Sections of the rail line are now part of the Pinellas Trail,[7] South Lake-Lake Minneola Scenic Trail and West Orange Trail.
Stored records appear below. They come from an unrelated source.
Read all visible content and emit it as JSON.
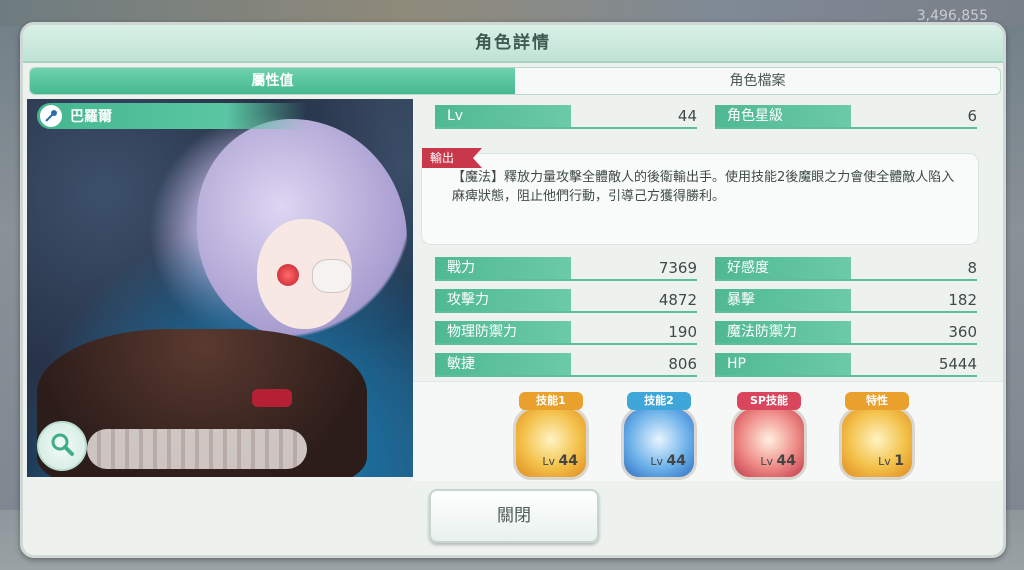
{
  "background": {
    "currency": "3,496,855"
  },
  "dialog": {
    "title": "角色詳情"
  },
  "tabs": [
    {
      "label": "屬性值",
      "active": true
    },
    {
      "label": "角色檔案",
      "active": false
    }
  ],
  "character": {
    "name": "巴羅爾"
  },
  "header_stats": [
    {
      "label": "Lv",
      "value": "44"
    },
    {
      "label": "角色星級",
      "value": "6"
    }
  ],
  "role": {
    "tag": "輸出",
    "description": "【魔法】釋放力量攻擊全體敵人的後衛輸出手。使用技能2後魔眼之力會使全體敵人陷入麻痺狀態，阻止他們行動，引導己方獲得勝利。"
  },
  "stats": [
    {
      "label": "戰力",
      "value": "7369"
    },
    {
      "label": "好感度",
      "value": "8"
    },
    {
      "label": "攻擊力",
      "value": "4872"
    },
    {
      "label": "暴擊",
      "value": "182"
    },
    {
      "label": "物理防禦力",
      "value": "190"
    },
    {
      "label": "魔法防禦力",
      "value": "360"
    },
    {
      "label": "敏捷",
      "value": "806"
    },
    {
      "label": "HP",
      "value": "5444"
    }
  ],
  "skills": [
    {
      "label": "技能1",
      "lv_prefix": "Lv",
      "level": "44",
      "label_color": "#e9a02c",
      "icon_bg": "#f3c14a"
    },
    {
      "label": "技能2",
      "lv_prefix": "Lv",
      "level": "44",
      "label_color": "#3fa6d9",
      "icon_bg": "#6fb3ea"
    },
    {
      "label": "SP技能",
      "lv_prefix": "Lv",
      "level": "44",
      "label_color": "#d9455d",
      "icon_bg": "#ee8a86"
    },
    {
      "label": "特性",
      "lv_prefix": "Lv",
      "level": "1",
      "label_color": "#e9a02c",
      "icon_bg": "#f3c14a"
    }
  ],
  "close_button": {
    "label": "關閉"
  },
  "icons": {
    "name": "wand-icon",
    "zoom": "magnifier-icon"
  }
}
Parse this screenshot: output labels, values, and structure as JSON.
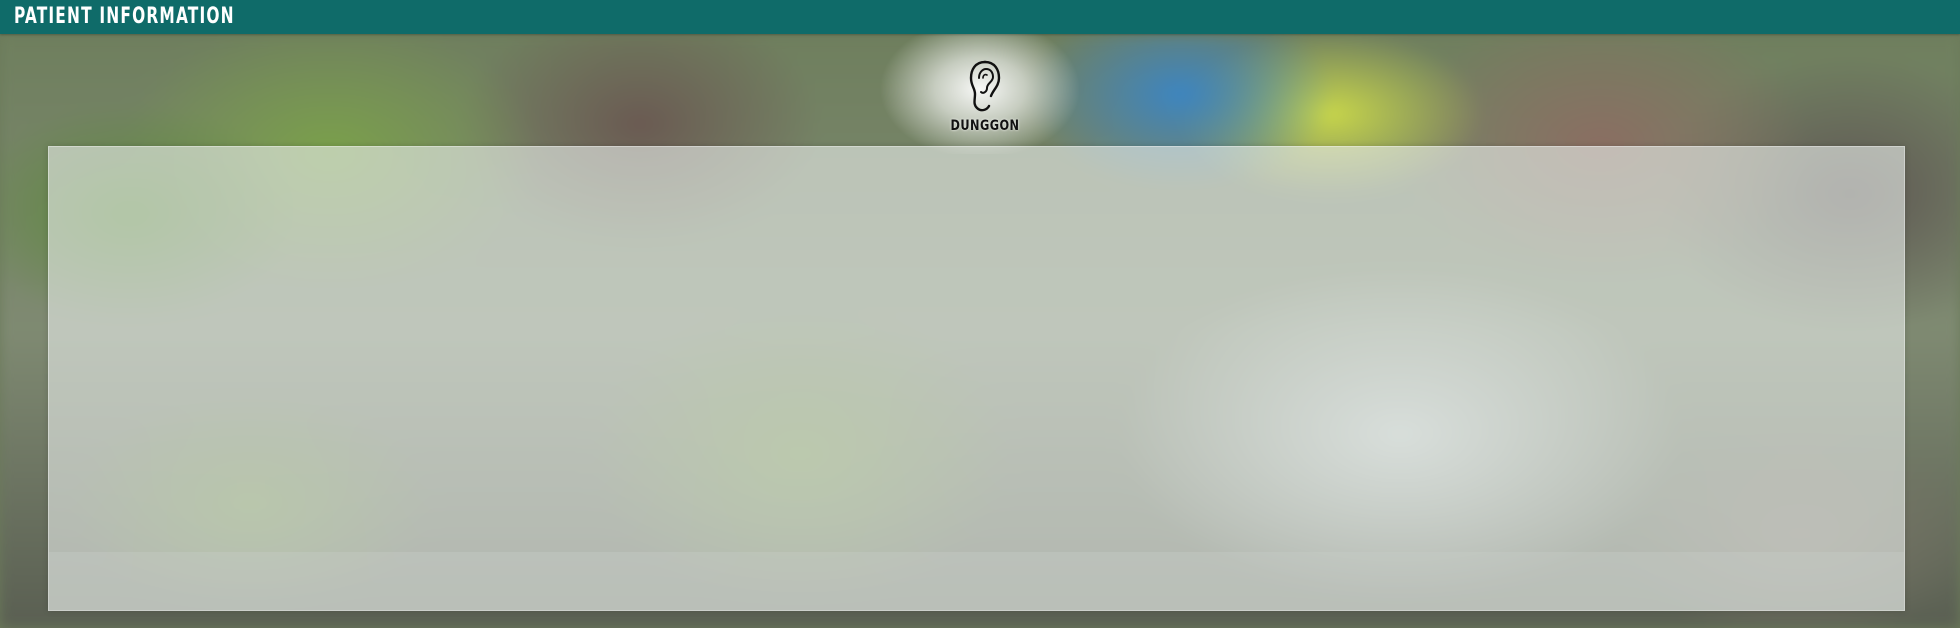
{
  "header": {
    "title": "PATIENT INFORMATION",
    "background_color": "#0f6b69",
    "text_color": "#ffffff"
  },
  "logo": {
    "icon": "ear-icon",
    "label": "DUNGGON"
  },
  "main_panel": {
    "style": "frosted-glass"
  }
}
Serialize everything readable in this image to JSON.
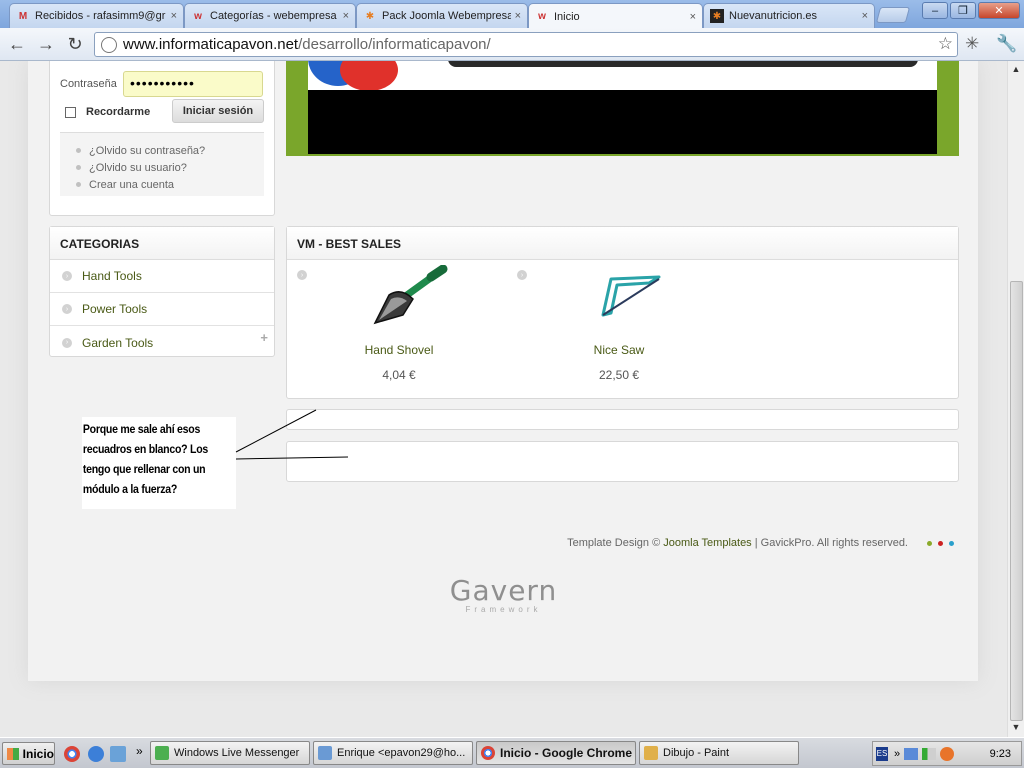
{
  "browser": {
    "tabs": [
      {
        "label": "Recibidos - rafasimm9@gr",
        "icon": "gmail-icon",
        "active": false
      },
      {
        "label": "Categorías - webempresa",
        "icon": "webempresa-icon",
        "active": false
      },
      {
        "label": "Pack Joomla Webempresa",
        "icon": "joomla-icon",
        "active": false
      },
      {
        "label": "Inicio",
        "icon": "webempresa-icon",
        "active": true
      },
      {
        "label": "Nuevanutricion.es",
        "icon": "joomla-icon",
        "active": false
      }
    ],
    "close_glyph": "×",
    "url_host": "www.informaticapavon.net",
    "url_path": "/desarrollo/informaticapavon/"
  },
  "login": {
    "password_label": "Contraseña",
    "password_value": "•••••••••••",
    "remember_label": "Recordarme",
    "submit_label": "Iniciar sesión",
    "links": [
      "¿Olvido su contraseña?",
      "¿Olvido su usuario?",
      "Crear una cuenta"
    ]
  },
  "categories": {
    "title": "CATEGORIAS",
    "items": [
      "Hand Tools",
      "Power Tools",
      "Garden Tools"
    ]
  },
  "best_sales": {
    "title": "VM - BEST SALES",
    "products": [
      {
        "name": "Hand Shovel",
        "price": "4,04 €",
        "icon": "shovel-icon"
      },
      {
        "name": "Nice Saw",
        "price": "22,50 €",
        "icon": "saw-icon"
      }
    ]
  },
  "annotation": {
    "lines": [
      "Porque me sale ahí esos",
      "recuadros en blanco? Los",
      "tengo que rellenar con un",
      "módulo a la fuerza?"
    ]
  },
  "footer": {
    "prefix": "Template Design © ",
    "link": "Joomla Templates",
    "suffix": " | GavickPro. All rights reserved.",
    "dot_colors": [
      "#8aaa2a",
      "#cc2222",
      "#2aa0cc"
    ]
  },
  "brand": {
    "logo": "Gavern",
    "sub": "Framework"
  },
  "taskbar": {
    "start_label": "Inicio",
    "chevron": "»",
    "buttons": [
      {
        "label": "Windows Live Messenger",
        "active": false
      },
      {
        "label": "Enrique <epavon29@ho...",
        "active": false
      },
      {
        "label": "Inicio - Google Chrome",
        "active": true
      },
      {
        "label": "Dibujo - Paint",
        "active": false
      }
    ],
    "lang": "ES",
    "clock": "9:23"
  }
}
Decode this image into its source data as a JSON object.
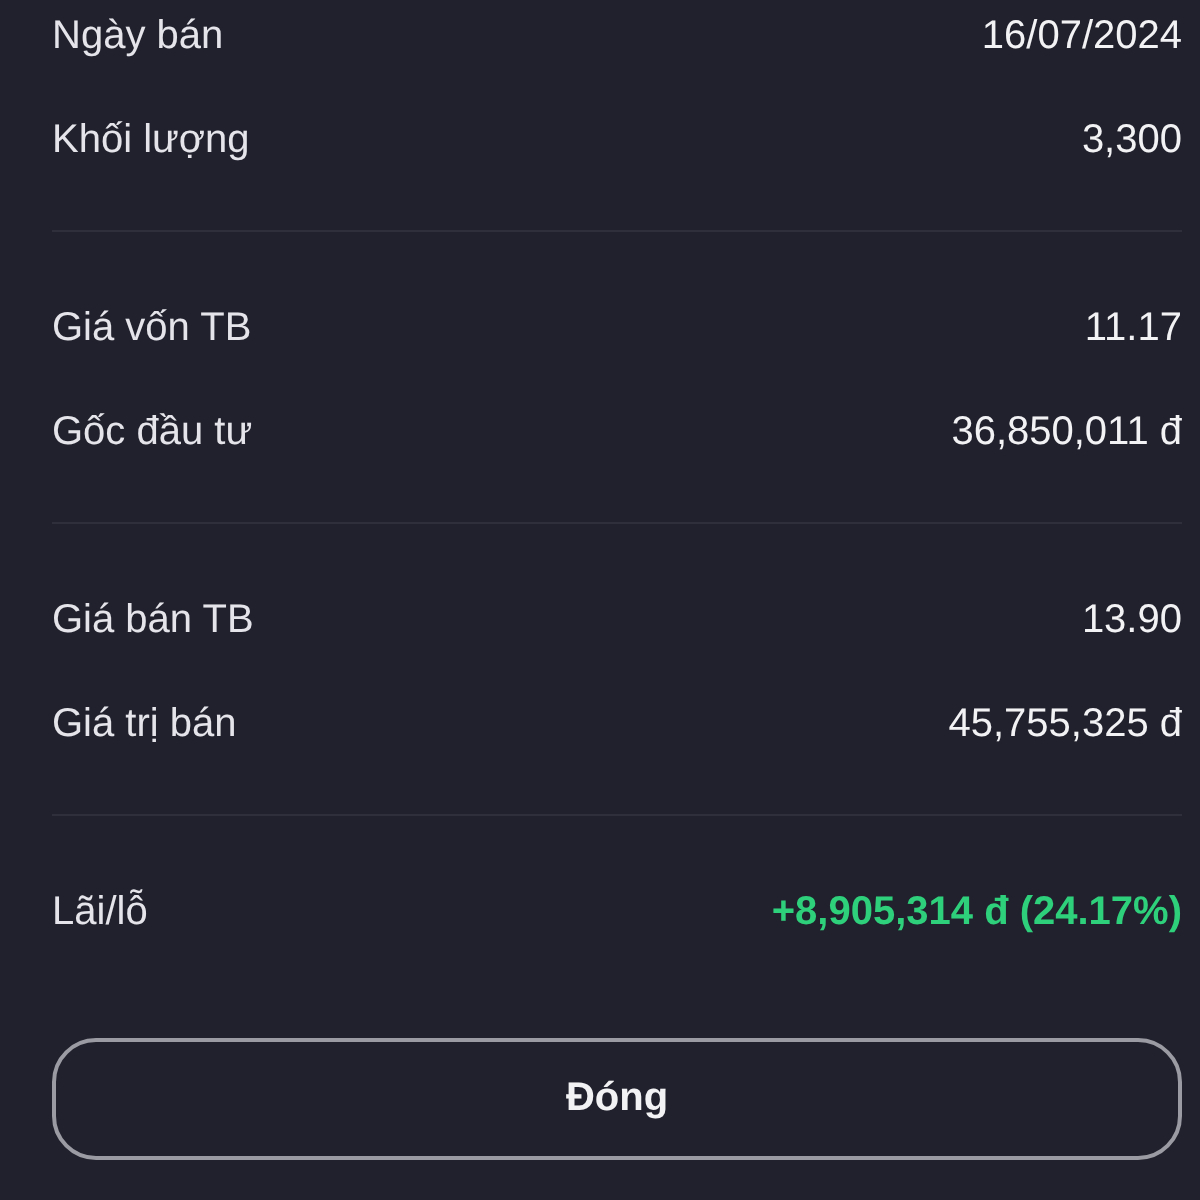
{
  "sections": [
    {
      "rows": [
        {
          "label": "Ngày bán",
          "value": "16/07/2024",
          "kind": "plain"
        },
        {
          "label": "Khối lượng",
          "value": "3,300",
          "kind": "plain"
        }
      ]
    },
    {
      "rows": [
        {
          "label": "Giá vốn TB",
          "value": "11.17",
          "kind": "plain"
        },
        {
          "label": "Gốc đầu tư",
          "value": "36,850,011 đ",
          "kind": "plain"
        }
      ]
    },
    {
      "rows": [
        {
          "label": "Giá bán TB",
          "value": "13.90",
          "kind": "plain"
        },
        {
          "label": "Giá trị bán",
          "value": "45,755,325 đ",
          "kind": "plain"
        }
      ]
    },
    {
      "rows": [
        {
          "label": "Lãi/lỗ",
          "value": "+8,905,314 đ (24.17%)",
          "kind": "gain"
        }
      ]
    }
  ],
  "button": {
    "label": "Đóng"
  }
}
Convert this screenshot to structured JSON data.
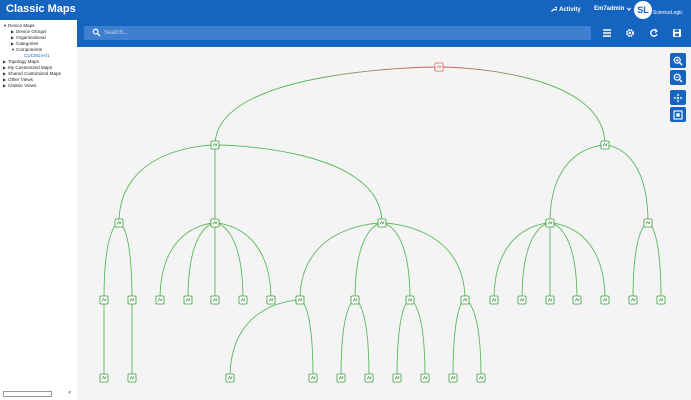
{
  "app": {
    "title": "Classic Maps"
  },
  "header": {
    "activity_label": "Activity",
    "user_label": "Em7admin",
    "logo_text": "ScienceLogic"
  },
  "sidebar": {
    "tree": [
      {
        "label": "Device Maps",
        "level": 0,
        "state": "open"
      },
      {
        "label": "Device Groups",
        "level": 1,
        "state": "closed"
      },
      {
        "label": "Organizational",
        "level": 1,
        "state": "closed"
      },
      {
        "label": "Categories",
        "level": 1,
        "state": "closed"
      },
      {
        "label": "Components",
        "level": 1,
        "state": "open"
      },
      {
        "label": "CUCM14-01",
        "level": 2,
        "state": "leaf",
        "selected": true
      },
      {
        "label": "Topology Maps",
        "level": 0,
        "state": "closed"
      },
      {
        "label": "My Customized Maps",
        "level": 0,
        "state": "closed"
      },
      {
        "label": "Shared Customized Maps",
        "level": 0,
        "state": "closed"
      },
      {
        "label": "Other Views",
        "level": 0,
        "state": "closed"
      },
      {
        "label": "Classic Views",
        "level": 0,
        "state": "closed"
      }
    ]
  },
  "search": {
    "placeholder": "Search..."
  },
  "colors": {
    "brand": "#1565c0",
    "link_ok": "#5cb85c",
    "link_critical": "#d9534f",
    "node_border": "#3a9a3a",
    "node_critical": "#d9534f"
  },
  "icons": {
    "activity": "wrench-icon",
    "user_menu": "chevron-down-icon",
    "search": "search-icon",
    "list": "list-icon",
    "settings": "gear-icon",
    "refresh": "refresh-icon",
    "save": "save-icon",
    "zoom_in": "zoom-in-icon",
    "zoom_out": "zoom-out-icon",
    "pan": "move-icon",
    "fit": "fit-icon"
  },
  "topology": {
    "nodes": [
      {
        "id": "root",
        "status": "critical"
      },
      {
        "id": "a",
        "status": "ok"
      },
      {
        "id": "b",
        "status": "ok"
      },
      {
        "id": "a1",
        "status": "ok"
      },
      {
        "id": "a2",
        "status": "ok"
      },
      {
        "id": "a3",
        "status": "ok"
      },
      {
        "id": "b1",
        "status": "ok"
      },
      {
        "id": "b2",
        "status": "ok"
      },
      {
        "id": "a1c1",
        "status": "ok"
      },
      {
        "id": "a1c2",
        "status": "ok"
      },
      {
        "id": "a2c1",
        "status": "ok"
      },
      {
        "id": "a2c2",
        "status": "ok"
      },
      {
        "id": "a2c3",
        "status": "ok"
      },
      {
        "id": "a2c4",
        "status": "ok"
      },
      {
        "id": "a2c5",
        "status": "ok"
      },
      {
        "id": "a3c1",
        "status": "ok"
      },
      {
        "id": "a3c2",
        "status": "ok"
      },
      {
        "id": "a3c3",
        "status": "ok"
      },
      {
        "id": "a3c4",
        "status": "ok"
      },
      {
        "id": "b1c1",
        "status": "ok"
      },
      {
        "id": "b1c2",
        "status": "ok"
      },
      {
        "id": "b1c3",
        "status": "ok"
      },
      {
        "id": "b1c4",
        "status": "ok"
      },
      {
        "id": "b1c5",
        "status": "ok"
      },
      {
        "id": "b2c1",
        "status": "ok"
      },
      {
        "id": "b2c2",
        "status": "ok"
      },
      {
        "id": "l1",
        "status": "ok"
      },
      {
        "id": "l2",
        "status": "ok"
      },
      {
        "id": "l3",
        "status": "ok"
      },
      {
        "id": "l4",
        "status": "ok"
      },
      {
        "id": "l5",
        "status": "ok"
      },
      {
        "id": "l6",
        "status": "ok"
      },
      {
        "id": "l7",
        "status": "ok"
      },
      {
        "id": "l8",
        "status": "ok"
      },
      {
        "id": "l9",
        "status": "ok"
      },
      {
        "id": "l10",
        "status": "ok"
      }
    ],
    "links": [
      {
        "from": "root",
        "to": "a",
        "status": "critical"
      },
      {
        "from": "root",
        "to": "b",
        "status": "critical"
      },
      {
        "from": "a",
        "to": "a1",
        "status": "ok"
      },
      {
        "from": "a",
        "to": "a2",
        "status": "ok"
      },
      {
        "from": "a",
        "to": "a3",
        "status": "ok"
      },
      {
        "from": "b",
        "to": "b1",
        "status": "ok"
      },
      {
        "from": "b",
        "to": "b2",
        "status": "ok"
      },
      {
        "from": "a1",
        "to": "a1c1",
        "status": "ok"
      },
      {
        "from": "a1",
        "to": "a1c2",
        "status": "ok"
      },
      {
        "from": "a2",
        "to": "a2c1",
        "status": "ok"
      },
      {
        "from": "a2",
        "to": "a2c2",
        "status": "ok"
      },
      {
        "from": "a2",
        "to": "a2c3",
        "status": "ok"
      },
      {
        "from": "a2",
        "to": "a2c4",
        "status": "ok"
      },
      {
        "from": "a2",
        "to": "a2c5",
        "status": "ok"
      },
      {
        "from": "a3",
        "to": "a3c1",
        "status": "ok"
      },
      {
        "from": "a3",
        "to": "a3c2",
        "status": "ok"
      },
      {
        "from": "a3",
        "to": "a3c3",
        "status": "ok"
      },
      {
        "from": "a3",
        "to": "a3c4",
        "status": "ok"
      },
      {
        "from": "b1",
        "to": "b1c1",
        "status": "ok"
      },
      {
        "from": "b1",
        "to": "b1c2",
        "status": "ok"
      },
      {
        "from": "b1",
        "to": "b1c3",
        "status": "ok"
      },
      {
        "from": "b1",
        "to": "b1c4",
        "status": "ok"
      },
      {
        "from": "b1",
        "to": "b1c5",
        "status": "ok"
      },
      {
        "from": "b2",
        "to": "b2c1",
        "status": "ok"
      },
      {
        "from": "b2",
        "to": "b2c2",
        "status": "ok"
      },
      {
        "from": "a1c1",
        "to": "l1",
        "status": "ok"
      },
      {
        "from": "a1c2",
        "to": "l2",
        "status": "ok"
      },
      {
        "from": "a3c1",
        "to": "l3",
        "status": "ok"
      },
      {
        "from": "a3c1",
        "to": "l4",
        "status": "ok"
      },
      {
        "from": "a3c2",
        "to": "l5",
        "status": "ok"
      },
      {
        "from": "a3c2",
        "to": "l6",
        "status": "ok"
      },
      {
        "from": "a3c3",
        "to": "l7",
        "status": "ok"
      },
      {
        "from": "a3c3",
        "to": "l8",
        "status": "ok"
      },
      {
        "from": "a3c4",
        "to": "l9",
        "status": "ok"
      },
      {
        "from": "a3c4",
        "to": "l10",
        "status": "ok"
      }
    ]
  }
}
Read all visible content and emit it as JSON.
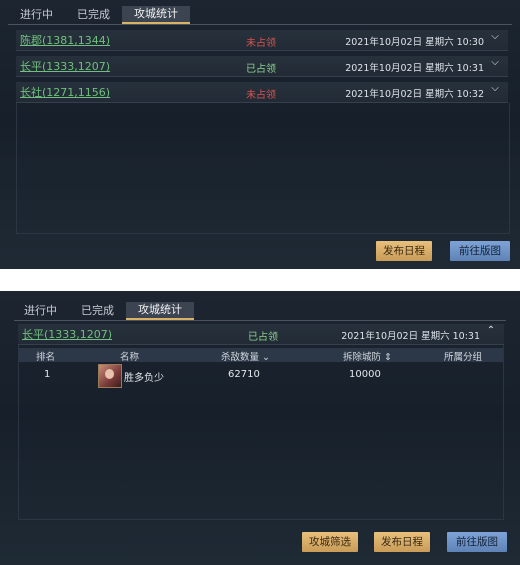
{
  "panel1": {
    "tabs": [
      {
        "label": "进行中"
      },
      {
        "label": "已完成"
      },
      {
        "label": "攻城统计"
      }
    ],
    "rows": [
      {
        "city": "陈郡(1381,1344)",
        "status": "未占领",
        "time": "2021年10月02日 星期六 10:30"
      },
      {
        "city": "长平(1333,1207)",
        "status": "已占领",
        "time": "2021年10月02日 星期六 10:31"
      },
      {
        "city": "长社(1271,1156)",
        "status": "未占领",
        "time": "2021年10月02日 星期六 10:32"
      }
    ],
    "buttons": {
      "publish": "发布日程",
      "goto_map": "前往版图"
    }
  },
  "panel2": {
    "tabs": [
      {
        "label": "进行中"
      },
      {
        "label": "已完成"
      },
      {
        "label": "攻城统计"
      }
    ],
    "row": {
      "city": "长平(1333,1207)",
      "status": "已占领",
      "time": "2021年10月02日 星期六 10:31"
    },
    "table": {
      "headers": {
        "rank": "排名",
        "name": "名称",
        "kills": "杀敌数量",
        "demolish": "拆除城防",
        "group": "所属分组"
      },
      "rows": [
        {
          "rank": "1",
          "name": "胜多负少",
          "kills": "62710",
          "demolish": "10000",
          "group": ""
        }
      ]
    },
    "buttons": {
      "filter": "攻城筛选",
      "publish": "发布日程",
      "goto_map": "前往版图"
    }
  },
  "colors": {
    "gold": "#d9b266",
    "green": "#6fc07e",
    "red": "#d9534f",
    "blue": "#6f94c9"
  }
}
Stations included Sutherland (Palm Harbor) station and Ozona.[7] The rail line also played a role in the development of other towns along its route including San Antonio, Florida, Tarpon Springs, Florida, Dunedin, Florida; Clearwater, Florida and Largo, Florida.

A 2012 musical titled Orange Belt Railroad and based on the railroad line's history was created by West Coast Players member Richard J. Budin.[9]

References[edit]

  1. ^ Rails Across Dixie: A History of Passenger Trains in the American South, p. 322
  2. ^ Donald R. Hensley, Jr. The Orange Belt Railway Taplines
  3. ^ History of the Orange Line (Trains Magazine; April 1, 2011)
  4. ^ a b c d e Demens railroad ties build the railroad Orange Belt Railroad Whistles Up Prosperity Along Pioneering Track FLASHBACK - ORANGE COUNTY HISTORY April 2, 1995 By Mark Andrews Orlando Sentinel
  5. ^ a b c d A Railroad Ran Through It (2002) Includes image of an 1888 map of part of the line; article appeared in the Tampa Tribune on Oct. 18, 2002 By CAROLE JEFFARES HEDMAN
  6. ^ Hartzell, Scott Taylor (2006). "Hamilton Disston: In Search of a Metropolis". Remembering St. Petersburg, Florida: Sunshine City Stories. The History Press. pp. 24–28. ISBN 1-59629-120-6. 
  7. ^ a b c d e f Robyn Poppick A Historic Bike Ride: The Pinellas Trail is the Old Orange Belt Railway September 25, 2011 Palm Harbor Patch
  8. ^ History of the Orange Belt Railway
  9. ^ WCP hosts Orange Belt Railroad auditions May 7, 2012 Tampa Bay Newspapers

Further reading[edit]